Conversation went like this–bruising, no relief from pain after resting and pain killers (i.e. tylenol), purposefully shallow breathing, and, most concerning to Mom, refusal to eat dinner. Was he nauseous? Did he hit his head? No and no. The bruising was close to a kidney, maybe a floating rib broken, Dad said. “Bring a urine sample from home to save time,” the nurse said.
SMASH determined emergency diagnosis necessary and made an appointment for us with…a general practitioner (i.e. GP), the gatekeeper to almost all healthcare in Holland. Our appointment in one hour, we packed books, electronics and the requested urine sample. Glad I had that small jar on hand.
Because our insurance is US-based, the next step was to call them and get cleared for the appointment. For us the GOP is not a political designation, rather it is a “guarantee of payment” so that we can receive care without having to pay upfront. On the weekend and off hours, though, the staff who issue the GOP are not working, so I was grateful for the recent funds transfer we made to our NL bank account in case I needed to pay for services on the spot. What about using a credit card? Not an option, see “My Credit Card Doesn’t Work?” for more on that.
We arrived at 8:40 for our 8:50 appointment. We did not enter the hospital, though. A make shift (i.e. looked temporary) entrance led us into a small waiting room. That’s where the differences could really be seen.
There were three or four groups waiting. Groups, you say? Yes. Where my husband stayed home with the other children, here it appears most everyone comes. Beside my son and me were parents with a coughing babe and their toddler. One family entered with a teen and no less than five adults.

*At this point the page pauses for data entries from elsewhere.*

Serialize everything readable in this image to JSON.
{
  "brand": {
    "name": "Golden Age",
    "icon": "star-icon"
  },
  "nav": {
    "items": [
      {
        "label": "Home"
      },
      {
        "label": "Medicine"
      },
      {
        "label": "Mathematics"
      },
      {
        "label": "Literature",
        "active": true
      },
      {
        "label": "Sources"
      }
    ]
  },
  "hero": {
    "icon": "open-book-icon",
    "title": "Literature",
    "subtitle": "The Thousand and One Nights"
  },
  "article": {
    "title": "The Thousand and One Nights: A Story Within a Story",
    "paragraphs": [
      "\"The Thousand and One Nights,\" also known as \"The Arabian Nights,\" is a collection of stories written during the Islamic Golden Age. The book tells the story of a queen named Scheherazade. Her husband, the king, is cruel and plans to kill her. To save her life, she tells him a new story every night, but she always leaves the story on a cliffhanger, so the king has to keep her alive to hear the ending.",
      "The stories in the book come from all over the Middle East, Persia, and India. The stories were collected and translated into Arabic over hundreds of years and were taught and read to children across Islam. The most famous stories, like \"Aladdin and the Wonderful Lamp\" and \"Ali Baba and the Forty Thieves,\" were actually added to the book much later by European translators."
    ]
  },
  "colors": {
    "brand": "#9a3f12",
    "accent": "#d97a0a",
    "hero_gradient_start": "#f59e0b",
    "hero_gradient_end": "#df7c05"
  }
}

Although attached to the hospital, paramedics arrived with their wheeled stretcher, greeted us all “Hallo” and then took a walk-in patient out strapped to the conveyance a few minutes later. Was he going to another hospital? Being admitted to this one? I can’t say. I do know greeting everyone as you enter the waiting area is common because some other new arrivals did that as well.
And hold on–what’s this? Free coffee, tea and water. Why thank you, thank you very much. I thought the drink station in the grocery store was nice, but the ER beats that hands down. Wonder where else my teens will get free hot beverages this winter?
We were called back by the doctor himself at 9:05, so the only nurse we interacted with all evening was the one that took our call at SMASH. We sat in chairs facing his desk, described what happened, then my son stood and took off his shirt. There was some prodding, checking of ribs in the area, notice of the bruising and we all sat back down. Broken rib confirmed, ribs above and below fine. They’ll hold that one in place. Limit movement for 2 weeks and take extra pain-killer at night. (Paracetomal again, see more here.)
That was it. No temperature taken. No blood pressure measured. No x-ray to confirm what the doctor already knew. We were out of the exam room in 10 minutes even with our couple of questions asked and answered. I inquired at the front desk and found we would get the bill in the mail, and we were on the road and home by 9:45. This is the kind of Dutch pragmatism I can appreciate in terms of time and money saved.
Now if I can just get my son not to over do for a few weeks.
Kristin King is an American author recently relocated to the Netherlands. To peruse her novels and author information visit this link